I LOVE your magazine! As a 35-year-old, the time I spend really reading and absorbing the content within the cover of your magazine eclipses the quick flipping through that I find myself doing with other "fluff" magazines. As a woman of substance, I need a magazine of substance, which is precisely what your publication delivers, without fail. Keep up the incredible work -- and if you ever seek out someone to write a short piece who works cheap (free), drop me a line.
--Gretchen, Austin, TX
As I retrieve my newest issue of More Magazine I become buoyant at first glance of the cover. If, per chance, you are running an anti-aging article, (and when aren’t you) or the ultimate guide to organizing for the absolute last time, or the best - how to lose twenty pounds in twenty days while sleeping, I am in heaven. For as old as I get I adore magazines.
Hurrah for the vain and superficial, which I heartedly indulge in when I am able and titillated by such. And thanks for More Magazine, which so satisfies this hedonistic behavior in my being.
As to the seriously posed argument in your Editor’s Letter “…abandon the allegedly superficial interests of youth…” You nailed it. If you got a bit of brains, and for the lucky, getting older exacerbates this ingredient, and if you still hanker to look good - where’s the conflict?” In fact, if you get to a certain age dumb as wood it ain’t easy to get up to snuff, whereas when you reach a certain age the being “pretty” part is gleeful to be on the inside track of the newest magic on the block.
Whether strewn across my bed, stuffed in a chair or lying on my desk More Magazine melds well with my other “propaganda.”
--Rhoda Schild, New York, NY
Loved your column. As a woman who divides her wardrobe between steel toe boots for auditing paper machines for "slime" and fashion that reflects my personal style, I well understand the beauty vs. brains conflict. As an industrial microbiologist, I often got frustrated that people couldn't believe that scientists could love fashion (or have a wicked sense of humor). It is easier now. It could be because women are now accepted in non-traditional jobs or since I turned 60 this year, I am simply more confident in whom I am than when I was in my 20's.
Keep up the good work. MORE is the only "women's magazine" I subscribe to. More hits the right balance of meaty articles and a bit of fun.

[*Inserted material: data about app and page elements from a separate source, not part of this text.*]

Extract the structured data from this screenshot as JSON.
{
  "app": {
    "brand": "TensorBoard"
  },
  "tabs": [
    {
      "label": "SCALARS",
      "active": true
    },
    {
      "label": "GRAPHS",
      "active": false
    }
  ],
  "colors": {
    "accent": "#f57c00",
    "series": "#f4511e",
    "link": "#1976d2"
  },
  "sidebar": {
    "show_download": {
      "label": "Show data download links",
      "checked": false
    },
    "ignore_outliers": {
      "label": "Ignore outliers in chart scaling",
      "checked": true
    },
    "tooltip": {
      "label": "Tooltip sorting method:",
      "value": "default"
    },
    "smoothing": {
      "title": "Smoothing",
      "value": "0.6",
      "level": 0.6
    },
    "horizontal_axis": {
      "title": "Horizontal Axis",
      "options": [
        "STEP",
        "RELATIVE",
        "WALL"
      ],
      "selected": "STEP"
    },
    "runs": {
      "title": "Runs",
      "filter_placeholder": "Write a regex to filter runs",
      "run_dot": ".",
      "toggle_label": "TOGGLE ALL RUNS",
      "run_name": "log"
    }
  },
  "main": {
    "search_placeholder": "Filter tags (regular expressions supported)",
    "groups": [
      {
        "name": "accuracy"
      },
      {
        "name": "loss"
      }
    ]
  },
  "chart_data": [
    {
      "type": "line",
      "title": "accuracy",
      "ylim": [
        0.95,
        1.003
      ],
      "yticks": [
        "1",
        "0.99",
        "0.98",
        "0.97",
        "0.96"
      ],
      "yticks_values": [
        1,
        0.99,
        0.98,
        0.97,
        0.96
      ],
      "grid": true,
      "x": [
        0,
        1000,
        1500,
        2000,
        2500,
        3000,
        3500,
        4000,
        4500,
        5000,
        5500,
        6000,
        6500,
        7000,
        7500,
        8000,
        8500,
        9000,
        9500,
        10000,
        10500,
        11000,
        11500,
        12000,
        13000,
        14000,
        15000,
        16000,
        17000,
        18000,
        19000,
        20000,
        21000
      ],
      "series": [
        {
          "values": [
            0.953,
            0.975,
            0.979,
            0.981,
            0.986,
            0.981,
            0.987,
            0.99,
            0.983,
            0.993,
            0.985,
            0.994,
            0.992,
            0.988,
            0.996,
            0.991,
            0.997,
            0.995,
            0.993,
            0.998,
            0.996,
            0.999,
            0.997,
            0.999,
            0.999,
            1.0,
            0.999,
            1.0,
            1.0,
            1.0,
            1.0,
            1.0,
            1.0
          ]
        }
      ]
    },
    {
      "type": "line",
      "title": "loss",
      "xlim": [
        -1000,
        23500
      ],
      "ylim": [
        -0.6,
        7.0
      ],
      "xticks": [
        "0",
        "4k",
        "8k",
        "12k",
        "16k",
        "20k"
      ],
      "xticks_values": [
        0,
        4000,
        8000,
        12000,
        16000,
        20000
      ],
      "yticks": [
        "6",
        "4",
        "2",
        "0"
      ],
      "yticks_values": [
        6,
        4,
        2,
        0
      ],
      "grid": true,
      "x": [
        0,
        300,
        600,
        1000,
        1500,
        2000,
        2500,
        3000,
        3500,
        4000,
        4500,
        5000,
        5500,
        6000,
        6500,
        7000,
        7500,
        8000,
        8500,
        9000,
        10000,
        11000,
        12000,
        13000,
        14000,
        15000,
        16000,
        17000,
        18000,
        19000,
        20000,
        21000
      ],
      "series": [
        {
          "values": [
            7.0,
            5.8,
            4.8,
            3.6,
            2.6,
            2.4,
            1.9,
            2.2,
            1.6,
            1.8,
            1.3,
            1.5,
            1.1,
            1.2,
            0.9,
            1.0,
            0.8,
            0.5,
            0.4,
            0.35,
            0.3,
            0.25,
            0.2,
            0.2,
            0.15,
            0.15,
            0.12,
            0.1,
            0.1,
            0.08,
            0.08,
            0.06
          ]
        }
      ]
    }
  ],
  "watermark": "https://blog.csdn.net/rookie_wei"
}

I have subscribed to "MORE" because it has appealed to me because it is beyond "Glamour" and "Seventeen" Magazines. However, at the ripe age of 57, I am quite frustrated with the lack of material for the women over age 55. Years ago, I subscribed to "Lear's" and loved the
content for the aging woman; John Bradshaw's columns, fashion insight, and life changing articles.
Your example of a woman age 59, with long, beautiful, slightly graying hair is NOT the norm. Let's be a little more honest and get to the hearts of the aging baby boomers. Most of us have health problems maintaining a decent weight, with the menopausal weight gains and other health issues, such as Type II diabetes, depression, high blood pressure, cholesterol, cancer and orthopedic issues.
Most of us are struggling with our family life changing with emptying nests, along with husbands who are crabby, disoriented, cheating, and want a younger woman. I have been married 35 years, raised four children (youngest is 21 finishing college) and still have issues with the kids being financially dependent in some way. I have a daughter who lives in NYC who fell, had to take off three weeks of work to have shoulder surgery and needed me to fly out and take care of her. Plus, my husband and I bailed her out of her rent for the month. She is 30 years old.